Walls and Masks

We need to be able to express ourselves, to talk ourselves out without fear of rejection by others. Too often the problems that we keep submerged within us remain, in the darkness of our own interior, undefined and therefore destructive.

We do not see the true dimensions of these things that trouble us until we define them and set lines of demarcation in conversation with a friend. Inside of us they remain as nebulous as smoke, but when we confide ourselves to another we acquire some sense of dimension and growth in self-identity and the capacity to accept ourselves as we are.
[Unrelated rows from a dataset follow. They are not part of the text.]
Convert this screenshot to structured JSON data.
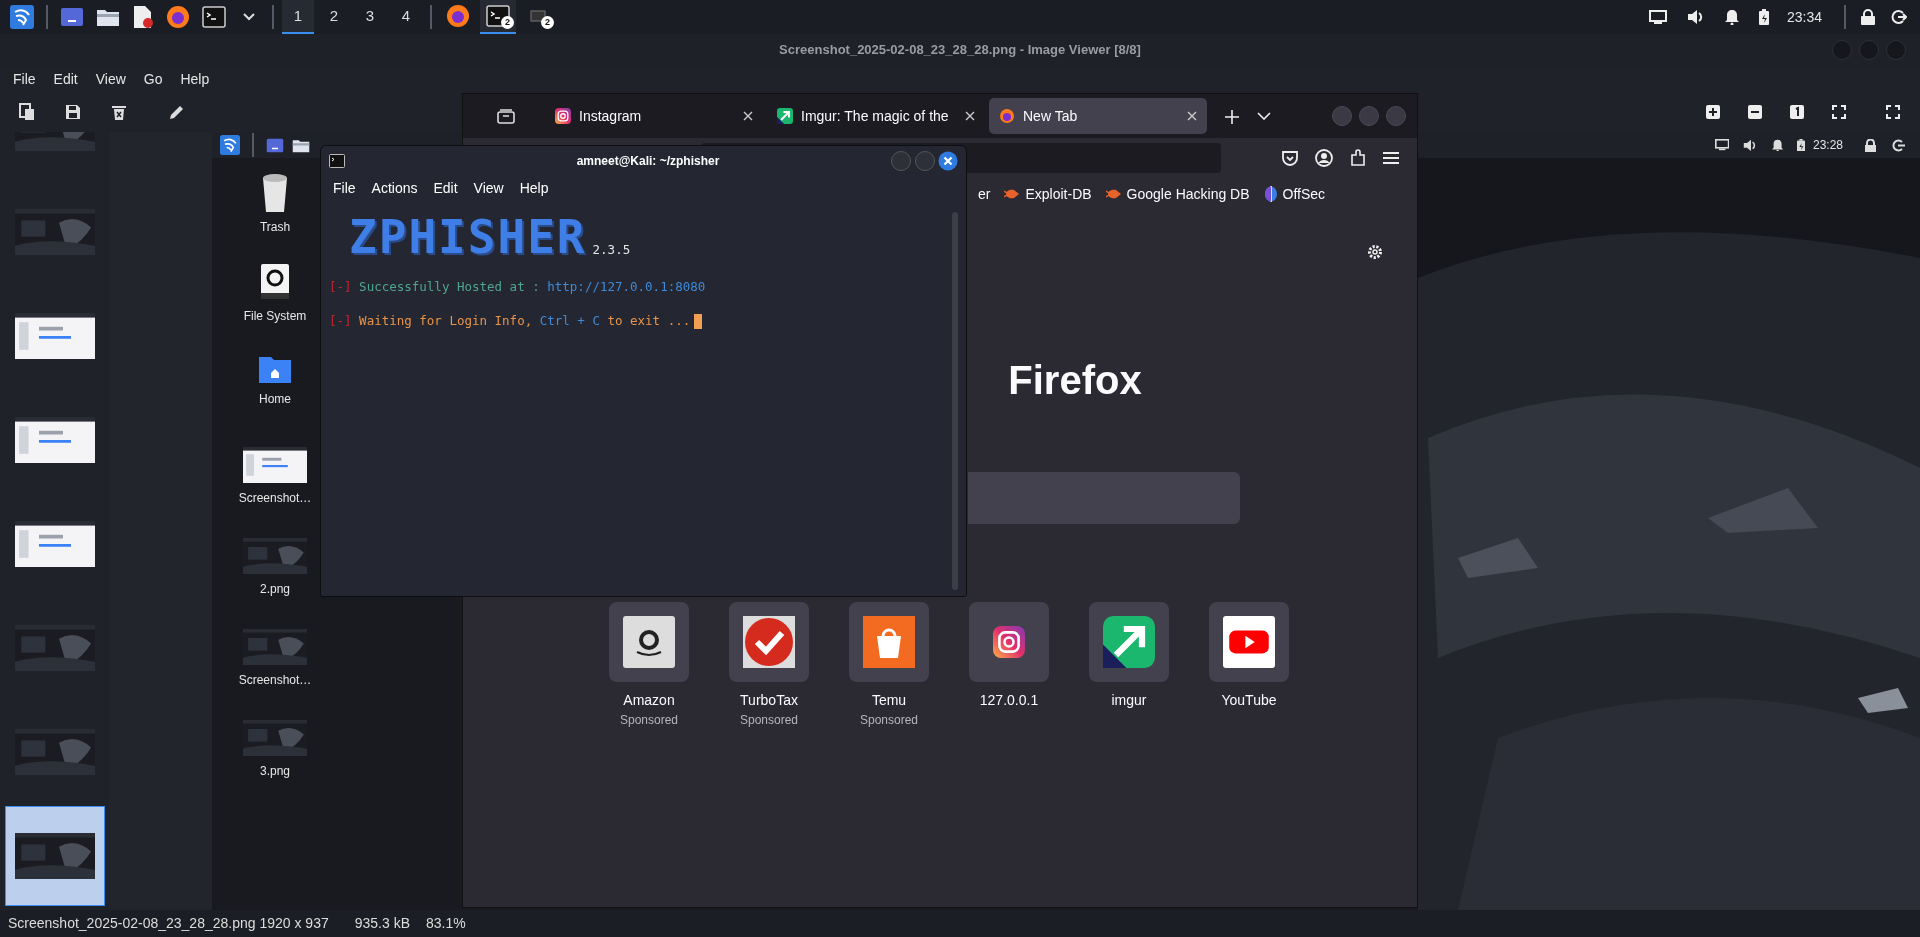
{
  "panel": {
    "launchers": [
      {
        "kind": "kali"
      },
      {
        "kind": "screen"
      },
      {
        "kind": "folder"
      },
      {
        "kind": "document"
      },
      {
        "kind": "firefox"
      },
      {
        "kind": "terminal"
      },
      {
        "kind": "caret"
      }
    ],
    "workspaces": [
      {
        "label": "1",
        "selected": true
      },
      {
        "label": "2",
        "selected": false
      },
      {
        "label": "3",
        "selected": false
      },
      {
        "label": "4",
        "selected": false
      }
    ],
    "tasks": [
      {
        "kind": "firefox",
        "selected": false
      },
      {
        "kind": "terminal",
        "badge": "2",
        "selected": true
      },
      {
        "kind": "window",
        "badge": "2",
        "selected": false
      }
    ],
    "clock": "23:34"
  },
  "viewer": {
    "title": "Screenshot_2025-02-08_23_28_28.png - Image Viewer [8/8]",
    "menu": [
      "File",
      "Edit",
      "View",
      "Go",
      "Help"
    ],
    "thumbnails": [
      {
        "kind": "dark",
        "selected": false
      },
      {
        "kind": "dark",
        "selected": false
      },
      {
        "kind": "light",
        "selected": false
      },
      {
        "kind": "light",
        "selected": false
      },
      {
        "kind": "light",
        "selected": false
      },
      {
        "kind": "dark",
        "selected": false
      },
      {
        "kind": "dark",
        "selected": false
      },
      {
        "kind": "dark",
        "selected": true
      }
    ],
    "status": {
      "file": "Screenshot_2025-02-08_23_28_28.png 1920 x 937",
      "size": "935.3 kB",
      "zoom": "83.1%"
    }
  },
  "desktop": {
    "clock": "23:28",
    "icons": [
      {
        "kind": "trash",
        "label": "Trash"
      },
      {
        "kind": "drive",
        "label": "File System"
      },
      {
        "kind": "folder",
        "label": "Home"
      },
      {
        "kind": "shot-light",
        "label": "Screenshot…"
      },
      {
        "kind": "shot-dark",
        "label": "2.png"
      },
      {
        "kind": "shot-dark",
        "label": "Screenshot…"
      },
      {
        "kind": "shot-dark",
        "label": "3.png"
      }
    ]
  },
  "firefox": {
    "tabs": [
      {
        "kind": "instagram",
        "label": "Instagram",
        "selected": false
      },
      {
        "kind": "imgur",
        "label": "Imgur: The magic of the",
        "selected": false
      },
      {
        "kind": "firefox",
        "label": "New Tab",
        "selected": true
      }
    ],
    "bookmarks": [
      {
        "kind": "cut",
        "label": "er"
      },
      {
        "kind": "exploit",
        "label": "Exploit-DB"
      },
      {
        "kind": "exploit",
        "label": "Google Hacking DB"
      },
      {
        "kind": "offsec",
        "label": "OffSec"
      }
    ],
    "wordmark": "Firefox",
    "shortcuts": [
      {
        "kind": "amazon",
        "label": "Amazon",
        "note": "Sponsored"
      },
      {
        "kind": "turbotax",
        "label": "TurboTax",
        "note": "Sponsored"
      },
      {
        "kind": "temu",
        "label": "Temu",
        "note": "Sponsored"
      },
      {
        "kind": "instagram",
        "label": "127.0.0.1"
      },
      {
        "kind": "imgur",
        "label": "imgur"
      },
      {
        "kind": "youtube",
        "label": "YouTube"
      }
    ]
  },
  "terminal": {
    "title": "amneet@Kali: ~/zphisher",
    "menu": [
      "File",
      "Actions",
      "Edit",
      "View",
      "Help"
    ],
    "banner": "ZPHISHER",
    "version": "2.3.5",
    "lines": [
      {
        "parts": [
          {
            "kind": "bracket",
            "text": "[-]"
          },
          {
            "kind": "success",
            "text": "Successfully Hosted at :"
          },
          {
            "kind": "link",
            "text": "http://127.0.0.1:8080"
          }
        ],
        "cursor": false
      },
      {
        "parts": [
          {
            "kind": "bracket",
            "text": "[-]"
          },
          {
            "kind": "warn",
            "text": "Waiting for Login Info,"
          },
          {
            "kind": "key",
            "text": "Ctrl + C"
          },
          {
            "kind": "warn",
            "text": "to exit ..."
          }
        ],
        "cursor": true
      }
    ]
  }
}
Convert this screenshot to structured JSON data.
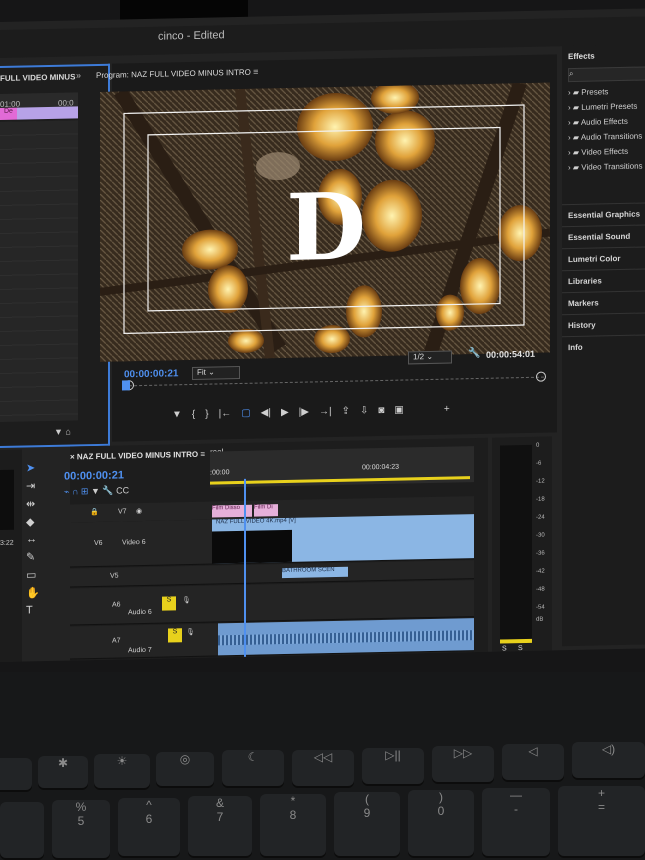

It may well be that our walls and masks will make this difficult. We may instinctively try to rationalize that there is really no one near to whom we can talk ourselves out. Many of us practice the self-deception of believing that there is no one in our supposed circle of friends that can be trusted. Very commonly these excuses that we have rehearsed so often are merely excuses. Our real fear is that we would be rejected, that the other person would not understand us. And so we wait and wait and wait behind our wall for the sufficient sound of reassurance in another or we gaze out of the windows of our towers looking for price charming to come and rescue us. We excuse ourselves from all initiative seeking truly human interpersonal relationship with another on the grounds that the time is not ripe or the circumstances right. In the meanwhile, we can only perish.

John Powell, Why am I Afraid to Love